[Component data from apps and pages]
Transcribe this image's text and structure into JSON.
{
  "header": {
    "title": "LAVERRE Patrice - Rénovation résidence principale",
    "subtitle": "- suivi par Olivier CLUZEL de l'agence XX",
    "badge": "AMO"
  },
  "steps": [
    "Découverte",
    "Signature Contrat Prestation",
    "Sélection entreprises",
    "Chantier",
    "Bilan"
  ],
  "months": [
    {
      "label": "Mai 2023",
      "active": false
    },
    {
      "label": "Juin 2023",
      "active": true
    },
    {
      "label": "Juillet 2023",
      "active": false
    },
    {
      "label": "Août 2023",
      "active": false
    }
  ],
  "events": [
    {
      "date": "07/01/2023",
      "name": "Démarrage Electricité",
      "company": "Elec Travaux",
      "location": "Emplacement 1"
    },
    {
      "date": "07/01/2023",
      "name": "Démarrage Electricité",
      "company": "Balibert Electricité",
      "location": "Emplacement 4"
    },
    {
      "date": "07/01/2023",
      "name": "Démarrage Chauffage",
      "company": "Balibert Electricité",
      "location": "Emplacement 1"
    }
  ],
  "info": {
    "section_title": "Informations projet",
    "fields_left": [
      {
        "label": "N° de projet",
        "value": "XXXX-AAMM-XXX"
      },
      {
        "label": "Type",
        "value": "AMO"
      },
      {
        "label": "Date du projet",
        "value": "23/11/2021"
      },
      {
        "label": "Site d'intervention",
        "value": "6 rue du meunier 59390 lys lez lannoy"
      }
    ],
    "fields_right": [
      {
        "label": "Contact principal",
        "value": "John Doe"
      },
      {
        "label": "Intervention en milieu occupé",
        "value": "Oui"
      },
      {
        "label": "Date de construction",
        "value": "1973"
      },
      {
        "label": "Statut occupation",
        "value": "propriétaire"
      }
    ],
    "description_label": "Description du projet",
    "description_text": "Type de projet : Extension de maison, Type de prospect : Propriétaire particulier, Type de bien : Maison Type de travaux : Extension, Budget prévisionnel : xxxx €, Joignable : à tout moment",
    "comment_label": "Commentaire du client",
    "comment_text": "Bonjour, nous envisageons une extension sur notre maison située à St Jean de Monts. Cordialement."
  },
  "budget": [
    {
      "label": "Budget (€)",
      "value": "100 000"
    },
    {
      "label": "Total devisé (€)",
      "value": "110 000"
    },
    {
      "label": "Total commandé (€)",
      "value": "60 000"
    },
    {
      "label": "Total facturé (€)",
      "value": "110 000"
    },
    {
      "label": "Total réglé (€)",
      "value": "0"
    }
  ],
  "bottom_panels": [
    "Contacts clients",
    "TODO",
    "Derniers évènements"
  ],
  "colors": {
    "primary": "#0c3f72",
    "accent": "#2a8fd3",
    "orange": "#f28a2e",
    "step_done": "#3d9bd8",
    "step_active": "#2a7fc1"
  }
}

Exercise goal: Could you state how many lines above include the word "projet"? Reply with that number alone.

Completed task: 5